_WHAT IS EXPECTED_
Copy each entry below unchanged; the images do not go in the copy.

_RECORDS PROVIDED_

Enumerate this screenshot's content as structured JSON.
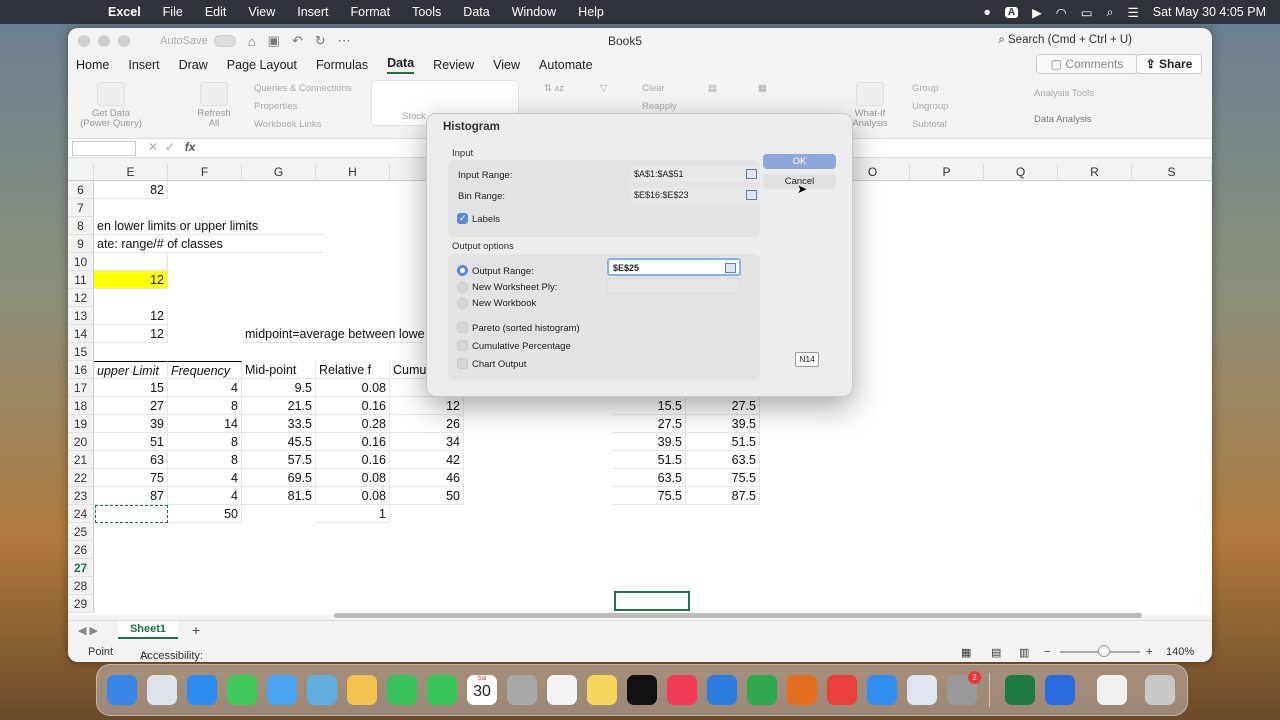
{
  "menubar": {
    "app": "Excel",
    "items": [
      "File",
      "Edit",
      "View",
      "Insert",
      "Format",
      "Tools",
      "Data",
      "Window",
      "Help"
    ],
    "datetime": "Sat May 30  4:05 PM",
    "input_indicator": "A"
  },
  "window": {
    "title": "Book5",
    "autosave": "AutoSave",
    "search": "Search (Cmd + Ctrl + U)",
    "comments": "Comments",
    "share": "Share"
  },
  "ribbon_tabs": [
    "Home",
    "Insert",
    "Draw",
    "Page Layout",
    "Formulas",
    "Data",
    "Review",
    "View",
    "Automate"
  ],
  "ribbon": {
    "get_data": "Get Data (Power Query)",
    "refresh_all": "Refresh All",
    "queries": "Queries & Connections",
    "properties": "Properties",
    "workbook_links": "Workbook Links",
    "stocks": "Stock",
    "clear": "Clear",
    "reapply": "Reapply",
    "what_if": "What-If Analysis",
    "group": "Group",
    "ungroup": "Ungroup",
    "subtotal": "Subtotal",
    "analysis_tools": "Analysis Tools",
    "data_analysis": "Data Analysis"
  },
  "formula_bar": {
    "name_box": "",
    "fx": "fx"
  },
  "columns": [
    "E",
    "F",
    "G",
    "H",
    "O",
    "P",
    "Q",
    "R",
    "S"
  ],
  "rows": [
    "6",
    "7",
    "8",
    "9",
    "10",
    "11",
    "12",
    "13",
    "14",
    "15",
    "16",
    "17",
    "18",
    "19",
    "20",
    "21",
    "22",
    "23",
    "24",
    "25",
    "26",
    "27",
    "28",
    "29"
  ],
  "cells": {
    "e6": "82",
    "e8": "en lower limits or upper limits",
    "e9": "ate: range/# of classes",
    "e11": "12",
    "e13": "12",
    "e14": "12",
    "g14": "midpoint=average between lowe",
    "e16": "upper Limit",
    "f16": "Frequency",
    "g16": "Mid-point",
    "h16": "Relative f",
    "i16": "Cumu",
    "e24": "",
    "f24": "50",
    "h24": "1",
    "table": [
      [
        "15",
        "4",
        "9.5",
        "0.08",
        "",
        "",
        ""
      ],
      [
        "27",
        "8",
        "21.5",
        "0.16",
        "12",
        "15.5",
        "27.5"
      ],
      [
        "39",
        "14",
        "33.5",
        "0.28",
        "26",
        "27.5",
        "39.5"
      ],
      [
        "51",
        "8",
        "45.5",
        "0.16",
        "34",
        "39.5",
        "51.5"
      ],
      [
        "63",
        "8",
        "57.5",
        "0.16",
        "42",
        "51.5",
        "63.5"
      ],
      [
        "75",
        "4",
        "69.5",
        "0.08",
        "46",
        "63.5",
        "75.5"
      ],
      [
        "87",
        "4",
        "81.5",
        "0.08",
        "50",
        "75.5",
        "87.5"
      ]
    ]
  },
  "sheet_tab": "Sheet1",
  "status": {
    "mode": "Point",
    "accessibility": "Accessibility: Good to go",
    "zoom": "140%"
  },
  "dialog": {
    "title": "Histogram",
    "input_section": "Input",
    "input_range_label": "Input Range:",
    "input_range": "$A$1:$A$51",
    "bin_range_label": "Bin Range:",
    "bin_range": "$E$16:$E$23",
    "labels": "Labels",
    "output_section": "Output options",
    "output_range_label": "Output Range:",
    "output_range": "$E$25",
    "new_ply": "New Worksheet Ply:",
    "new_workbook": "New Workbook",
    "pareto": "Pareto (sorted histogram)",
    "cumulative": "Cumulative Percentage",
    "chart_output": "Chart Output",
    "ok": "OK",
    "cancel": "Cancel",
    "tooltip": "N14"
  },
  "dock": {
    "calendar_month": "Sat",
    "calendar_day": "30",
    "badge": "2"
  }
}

_ANSWER_
Enumerate this screenshot's content as structured JSON.
{
  "menubar": {
    "app": "Excel",
    "items": [
      "File",
      "Edit",
      "View",
      "Insert",
      "Format",
      "Tools",
      "Data",
      "Window",
      "Help"
    ],
    "datetime": "Sat May 30  4:05 PM",
    "input_indicator": "A"
  },
  "window": {
    "title": "Book5",
    "autosave": "AutoSave",
    "search": "Search (Cmd + Ctrl + U)",
    "comments": "Comments",
    "share": "Share"
  },
  "ribbon_tabs": [
    "Home",
    "Insert",
    "Draw",
    "Page Layout",
    "Formulas",
    "Data",
    "Review",
    "View",
    "Automate"
  ],
  "ribbon": {
    "get_data": "Get Data (Power Query)",
    "refresh_all": "Refresh All",
    "queries": "Queries & Connections",
    "properties": "Properties",
    "workbook_links": "Workbook Links",
    "stocks": "Stock",
    "clear": "Clear",
    "reapply": "Reapply",
    "what_if": "What-If Analysis",
    "group": "Group",
    "ungroup": "Ungroup",
    "subtotal": "Subtotal",
    "analysis_tools": "Analysis Tools",
    "data_analysis": "Data Analysis"
  },
  "formula_bar": {
    "name_box": "",
    "fx": "fx"
  },
  "columns": [
    "E",
    "F",
    "G",
    "H",
    "O",
    "P",
    "Q",
    "R",
    "S"
  ],
  "rows": [
    "6",
    "7",
    "8",
    "9",
    "10",
    "11",
    "12",
    "13",
    "14",
    "15",
    "16",
    "17",
    "18",
    "19",
    "20",
    "21",
    "22",
    "23",
    "24",
    "25",
    "26",
    "27",
    "28",
    "29"
  ],
  "cells": {
    "e6": "82",
    "e8": "en lower limits or upper limits",
    "e9": "ate: range/# of classes",
    "e11": "12",
    "e13": "12",
    "e14": "12",
    "g14": "midpoint=average between lowe",
    "e16": "upper Limit",
    "f16": "Frequency",
    "g16": "Mid-point",
    "h16": "Relative f",
    "i16": "Cumu",
    "e24": "",
    "f24": "50",
    "h24": "1",
    "table": [
      [
        "15",
        "4",
        "9.5",
        "0.08",
        "",
        "",
        ""
      ],
      [
        "27",
        "8",
        "21.5",
        "0.16",
        "12",
        "15.5",
        "27.5"
      ],
      [
        "39",
        "14",
        "33.5",
        "0.28",
        "26",
        "27.5",
        "39.5"
      ],
      [
        "51",
        "8",
        "45.5",
        "0.16",
        "34",
        "39.5",
        "51.5"
      ],
      [
        "63",
        "8",
        "57.5",
        "0.16",
        "42",
        "51.5",
        "63.5"
      ],
      [
        "75",
        "4",
        "69.5",
        "0.08",
        "46",
        "63.5",
        "75.5"
      ],
      [
        "87",
        "4",
        "81.5",
        "0.08",
        "50",
        "75.5",
        "87.5"
      ]
    ]
  },
  "sheet_tab": "Sheet1",
  "status": {
    "mode": "Point",
    "accessibility": "Accessibility: Good to go",
    "zoom": "140%"
  },
  "dialog": {
    "title": "Histogram",
    "input_section": "Input",
    "input_range_label": "Input Range:",
    "input_range": "$A$1:$A$51",
    "bin_range_label": "Bin Range:",
    "bin_range": "$E$16:$E$23",
    "labels": "Labels",
    "output_section": "Output options",
    "output_range_label": "Output Range:",
    "output_range": "$E$25",
    "new_ply": "New Worksheet Ply:",
    "new_workbook": "New Workbook",
    "pareto": "Pareto (sorted histogram)",
    "cumulative": "Cumulative Percentage",
    "chart_output": "Chart Output",
    "ok": "OK",
    "cancel": "Cancel",
    "tooltip": "N14"
  },
  "dock": {
    "calendar_month": "Sat",
    "calendar_day": "30",
    "badge": "2"
  }
}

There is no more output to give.